So I girded up my loins just like my peers, full of devotion to God, even though I’d given the topic of homosexuality exactly as much thought as was held within the pages of Spencer W. Kimball’s The Miracle of Forgiveness.Continue reading “From Error to Apology, or The Path to Grace in a Homophobic Faith”
To all the transgender Mormons, post or present, I want to make something clear: there are some things wrong in contemporary Mormonism, but you are not one of those things.
Our nearly 200-year history has bloated with one particularly harmful idea, namely that authority is external rather than internal. By this I mean that, as Latter-day Saints, we accept and celebrate the idea that someone else has authority that we don’t have. It starts in the family where tradition places the father as patriarch and final word. The bishop has authority we don’t have and the Stake President out-authorities him. Ultimately, we accept that one man (the president of the Church of Jesus Christ of Latter-day Saints) holds the keys to the Kingdom of God on earth and in him rests all authority. The preference for external authority is so deeply ingrained that internal authority is viewed as highly suspect and we’re cautioned that it leads the “very elect” astray. Continue reading “The Problem of Externalized Authority: A Response to the Mormon Gender Binary”
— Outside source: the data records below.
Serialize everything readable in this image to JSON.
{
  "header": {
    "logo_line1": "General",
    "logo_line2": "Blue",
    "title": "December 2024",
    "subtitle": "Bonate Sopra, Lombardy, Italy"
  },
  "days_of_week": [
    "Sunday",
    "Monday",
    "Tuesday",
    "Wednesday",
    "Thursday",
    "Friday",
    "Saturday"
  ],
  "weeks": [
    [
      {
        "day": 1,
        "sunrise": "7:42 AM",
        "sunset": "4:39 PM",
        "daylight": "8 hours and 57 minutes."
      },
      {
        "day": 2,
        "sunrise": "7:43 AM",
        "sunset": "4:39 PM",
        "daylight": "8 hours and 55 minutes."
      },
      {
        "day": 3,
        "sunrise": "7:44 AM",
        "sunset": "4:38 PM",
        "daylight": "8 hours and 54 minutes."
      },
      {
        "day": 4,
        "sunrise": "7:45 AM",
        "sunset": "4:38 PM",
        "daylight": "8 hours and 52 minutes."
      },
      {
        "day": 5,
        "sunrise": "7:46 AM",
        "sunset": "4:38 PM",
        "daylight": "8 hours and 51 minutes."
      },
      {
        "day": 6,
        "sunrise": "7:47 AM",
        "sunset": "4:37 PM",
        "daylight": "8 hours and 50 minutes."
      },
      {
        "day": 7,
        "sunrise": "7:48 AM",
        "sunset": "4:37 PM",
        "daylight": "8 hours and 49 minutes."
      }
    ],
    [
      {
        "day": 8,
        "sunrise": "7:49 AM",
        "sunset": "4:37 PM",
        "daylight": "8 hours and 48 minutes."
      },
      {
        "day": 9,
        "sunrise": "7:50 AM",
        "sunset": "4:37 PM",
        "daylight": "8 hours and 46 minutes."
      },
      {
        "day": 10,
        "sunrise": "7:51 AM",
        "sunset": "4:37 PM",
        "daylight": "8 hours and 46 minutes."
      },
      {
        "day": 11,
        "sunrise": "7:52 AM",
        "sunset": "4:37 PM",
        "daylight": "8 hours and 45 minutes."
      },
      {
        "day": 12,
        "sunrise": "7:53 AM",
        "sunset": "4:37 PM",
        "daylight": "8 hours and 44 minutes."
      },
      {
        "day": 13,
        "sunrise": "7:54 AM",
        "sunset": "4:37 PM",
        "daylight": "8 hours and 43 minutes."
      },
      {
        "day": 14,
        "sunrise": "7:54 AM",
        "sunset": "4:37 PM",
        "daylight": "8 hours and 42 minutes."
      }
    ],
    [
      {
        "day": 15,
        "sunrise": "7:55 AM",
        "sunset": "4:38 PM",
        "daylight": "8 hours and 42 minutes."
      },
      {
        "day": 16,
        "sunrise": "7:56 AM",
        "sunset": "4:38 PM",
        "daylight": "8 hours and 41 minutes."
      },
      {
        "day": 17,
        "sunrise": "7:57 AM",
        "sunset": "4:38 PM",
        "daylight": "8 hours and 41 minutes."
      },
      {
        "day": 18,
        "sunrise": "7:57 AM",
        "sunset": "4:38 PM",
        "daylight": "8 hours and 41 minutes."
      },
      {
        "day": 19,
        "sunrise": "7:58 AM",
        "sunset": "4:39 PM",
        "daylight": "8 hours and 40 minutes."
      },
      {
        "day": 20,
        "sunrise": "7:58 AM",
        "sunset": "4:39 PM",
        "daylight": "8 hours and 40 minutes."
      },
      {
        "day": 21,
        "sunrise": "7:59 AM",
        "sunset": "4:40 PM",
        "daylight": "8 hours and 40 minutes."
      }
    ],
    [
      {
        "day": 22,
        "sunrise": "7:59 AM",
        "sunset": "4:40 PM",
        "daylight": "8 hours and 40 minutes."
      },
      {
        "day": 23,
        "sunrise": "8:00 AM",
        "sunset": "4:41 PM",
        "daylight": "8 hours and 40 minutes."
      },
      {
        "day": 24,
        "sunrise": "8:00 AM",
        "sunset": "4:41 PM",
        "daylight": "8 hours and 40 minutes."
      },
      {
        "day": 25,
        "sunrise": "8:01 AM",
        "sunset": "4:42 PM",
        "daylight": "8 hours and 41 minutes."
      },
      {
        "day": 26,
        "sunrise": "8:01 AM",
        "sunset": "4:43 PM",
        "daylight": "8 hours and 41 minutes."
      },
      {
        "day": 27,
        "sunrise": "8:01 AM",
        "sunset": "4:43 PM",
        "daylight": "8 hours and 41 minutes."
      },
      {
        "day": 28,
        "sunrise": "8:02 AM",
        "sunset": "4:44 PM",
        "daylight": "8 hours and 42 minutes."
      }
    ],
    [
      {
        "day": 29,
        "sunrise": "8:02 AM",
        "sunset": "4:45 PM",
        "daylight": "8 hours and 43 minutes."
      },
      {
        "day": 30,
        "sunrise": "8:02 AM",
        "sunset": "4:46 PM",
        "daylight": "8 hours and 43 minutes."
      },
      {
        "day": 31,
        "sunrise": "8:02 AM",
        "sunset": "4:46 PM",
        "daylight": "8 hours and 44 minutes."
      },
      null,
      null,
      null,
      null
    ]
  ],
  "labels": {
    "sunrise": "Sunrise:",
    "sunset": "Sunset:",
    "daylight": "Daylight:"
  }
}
A recent Sacrament meeting in my ward focused on developing unity. Unity is a topic that often occupies my thoughts because, when I look around my ward, what I notice are the faces I no longer see. Unity isn’t what’s happening in today’s Church of Jesus Christ of Latter-day Saints. Division is increasing. The orthodox stay. The heterodox leave. As an openly heterodox member, I’m getting more and more lonely in the crowd. Continue reading “The Struggle for LDS Unity”